Criticizing Kershaw’s postseason struggles is unfair

Terrel Emerson

For how many years have people stated that Clayton Kershaw could not pitch in the postseason? Yet, the Los Angeles Dodgers are locked in a National League Championship Series against the Chicago Cubs.

Furthermore, three games started Kershaw 2-0 with a 3.72 earned run average. Oh and by the way he had a series-clinching save against the Washington Nationals in the National League Divisional Series.

Still his haters and doubters argue that Kershaw has been thoroughly outplayed by Madison Bumgarner in the postseason.

No matter how much each player does, he will forever be linked because of the fact that they are both the aces for two division rival teams. One of the most historic rivalries in Major League Baseball.

The most compelling stat is the glaring disparity in terms of World Series Championships. Kershaw currently sits three behind Bumgarner.

Also, Bumgarner has been more successful than Kershaw in less attempts.

While the numbers only tell half the story, being a starting pitcher on a major league club is not the kindest occupation to have on the baseball diamond.

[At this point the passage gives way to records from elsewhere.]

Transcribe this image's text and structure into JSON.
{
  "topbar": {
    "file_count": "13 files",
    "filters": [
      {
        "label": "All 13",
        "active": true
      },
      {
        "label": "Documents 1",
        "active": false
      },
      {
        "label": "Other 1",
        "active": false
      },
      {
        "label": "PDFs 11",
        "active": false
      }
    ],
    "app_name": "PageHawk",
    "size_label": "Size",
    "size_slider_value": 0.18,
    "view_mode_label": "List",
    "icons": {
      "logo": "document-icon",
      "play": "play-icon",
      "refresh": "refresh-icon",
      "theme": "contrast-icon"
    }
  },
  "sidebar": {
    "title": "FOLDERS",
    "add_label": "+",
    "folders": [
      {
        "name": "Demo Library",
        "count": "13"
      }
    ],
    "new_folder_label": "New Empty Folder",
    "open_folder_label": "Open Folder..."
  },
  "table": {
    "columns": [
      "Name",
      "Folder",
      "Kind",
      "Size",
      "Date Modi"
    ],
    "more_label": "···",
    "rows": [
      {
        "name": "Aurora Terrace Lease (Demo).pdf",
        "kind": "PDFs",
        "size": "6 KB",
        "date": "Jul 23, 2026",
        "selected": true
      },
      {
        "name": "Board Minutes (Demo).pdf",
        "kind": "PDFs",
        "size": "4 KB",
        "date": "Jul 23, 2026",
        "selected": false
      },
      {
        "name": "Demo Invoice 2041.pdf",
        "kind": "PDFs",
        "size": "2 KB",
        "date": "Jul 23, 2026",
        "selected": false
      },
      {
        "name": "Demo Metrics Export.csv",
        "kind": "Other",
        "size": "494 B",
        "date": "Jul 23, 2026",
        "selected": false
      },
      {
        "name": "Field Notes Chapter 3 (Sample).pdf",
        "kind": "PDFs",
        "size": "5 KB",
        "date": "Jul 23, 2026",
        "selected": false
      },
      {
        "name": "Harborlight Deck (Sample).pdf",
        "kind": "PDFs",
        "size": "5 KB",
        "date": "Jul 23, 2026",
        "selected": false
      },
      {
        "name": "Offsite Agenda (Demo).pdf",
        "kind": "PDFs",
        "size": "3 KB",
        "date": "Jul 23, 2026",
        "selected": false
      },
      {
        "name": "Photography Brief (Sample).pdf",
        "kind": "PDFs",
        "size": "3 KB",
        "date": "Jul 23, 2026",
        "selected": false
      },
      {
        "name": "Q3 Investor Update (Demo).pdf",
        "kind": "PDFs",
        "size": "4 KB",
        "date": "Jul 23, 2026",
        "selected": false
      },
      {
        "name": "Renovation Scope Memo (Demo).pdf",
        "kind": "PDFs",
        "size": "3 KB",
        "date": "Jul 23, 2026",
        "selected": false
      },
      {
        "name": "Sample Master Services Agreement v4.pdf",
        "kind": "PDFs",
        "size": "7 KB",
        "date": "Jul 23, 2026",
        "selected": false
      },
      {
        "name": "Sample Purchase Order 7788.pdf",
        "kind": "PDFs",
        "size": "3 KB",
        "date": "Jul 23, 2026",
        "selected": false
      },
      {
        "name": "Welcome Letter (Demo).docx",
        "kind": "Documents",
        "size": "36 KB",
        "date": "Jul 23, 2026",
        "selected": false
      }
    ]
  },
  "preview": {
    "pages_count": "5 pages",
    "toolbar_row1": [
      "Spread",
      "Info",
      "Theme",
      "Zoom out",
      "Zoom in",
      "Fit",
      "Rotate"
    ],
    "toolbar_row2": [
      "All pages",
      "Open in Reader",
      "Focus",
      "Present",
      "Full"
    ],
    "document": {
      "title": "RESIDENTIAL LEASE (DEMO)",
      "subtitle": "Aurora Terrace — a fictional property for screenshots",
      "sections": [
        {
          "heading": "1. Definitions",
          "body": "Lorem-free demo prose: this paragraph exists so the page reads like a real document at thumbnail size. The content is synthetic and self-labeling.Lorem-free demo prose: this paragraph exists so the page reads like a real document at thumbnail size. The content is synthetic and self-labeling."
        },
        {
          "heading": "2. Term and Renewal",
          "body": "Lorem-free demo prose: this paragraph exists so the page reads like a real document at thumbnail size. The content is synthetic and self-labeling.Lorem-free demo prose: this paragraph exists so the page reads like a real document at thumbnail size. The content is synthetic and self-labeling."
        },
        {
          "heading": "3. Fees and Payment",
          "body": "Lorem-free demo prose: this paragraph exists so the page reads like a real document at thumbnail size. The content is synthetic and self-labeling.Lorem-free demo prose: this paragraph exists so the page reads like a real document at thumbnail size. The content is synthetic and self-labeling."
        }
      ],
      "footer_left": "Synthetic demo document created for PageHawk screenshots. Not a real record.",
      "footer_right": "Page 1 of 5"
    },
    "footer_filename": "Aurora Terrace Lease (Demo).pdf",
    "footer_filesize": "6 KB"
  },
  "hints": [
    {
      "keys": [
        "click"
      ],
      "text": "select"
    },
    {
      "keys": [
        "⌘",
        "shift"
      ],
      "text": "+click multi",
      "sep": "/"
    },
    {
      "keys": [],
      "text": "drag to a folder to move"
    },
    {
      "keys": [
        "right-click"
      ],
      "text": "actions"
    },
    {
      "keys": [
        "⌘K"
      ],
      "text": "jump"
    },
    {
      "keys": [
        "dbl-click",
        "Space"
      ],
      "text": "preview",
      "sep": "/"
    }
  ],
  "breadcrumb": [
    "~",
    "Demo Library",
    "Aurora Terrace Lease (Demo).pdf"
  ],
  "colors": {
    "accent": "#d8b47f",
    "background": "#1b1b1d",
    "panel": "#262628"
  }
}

As a starting pitcher you only pitch once every five days and the in the postseason often times it dwindles to once every three days.

With that being said, Kershaw can win every game he takes the mound for and still get bounced from the playoffs early. The reason being is once he is pulled from the mound during his outing he literally can do nothing but watch and pray from the dugout while his team’s destiny is put in other people’s hands.

Yet, when the Dodgers fall short people point the finger at Kershaw and his lack of efficiency in the postseason.

Kershaw will no doubt go down in history as one of the greatest pitchers of all-time and quite arguably on paper the most decorated pitcher of our time.

At the young age of 28 years old, Kershaw has racked up a resume’ many can only dream of.

Kershaw has been named the National League Cy Young Award winner three times during his career. He has been named the league’s Most Valuable Player in 2014 and he has been awarded a Gold Glove and claimed the Roberto Clemente Award for baseball’s top humanitarian.

Not to mention Kershaw has led the league in adjusted ERA three times and led the major leagues in strikeouts three different times.

While all of these numbers are great, Kershaw is missing the one thing that many feel is all he needs left to become immortal and that is a World Series ring.

But the amount of criticism and pressure that is being thrashed upon Kershaw is completely unfair and disrespectful.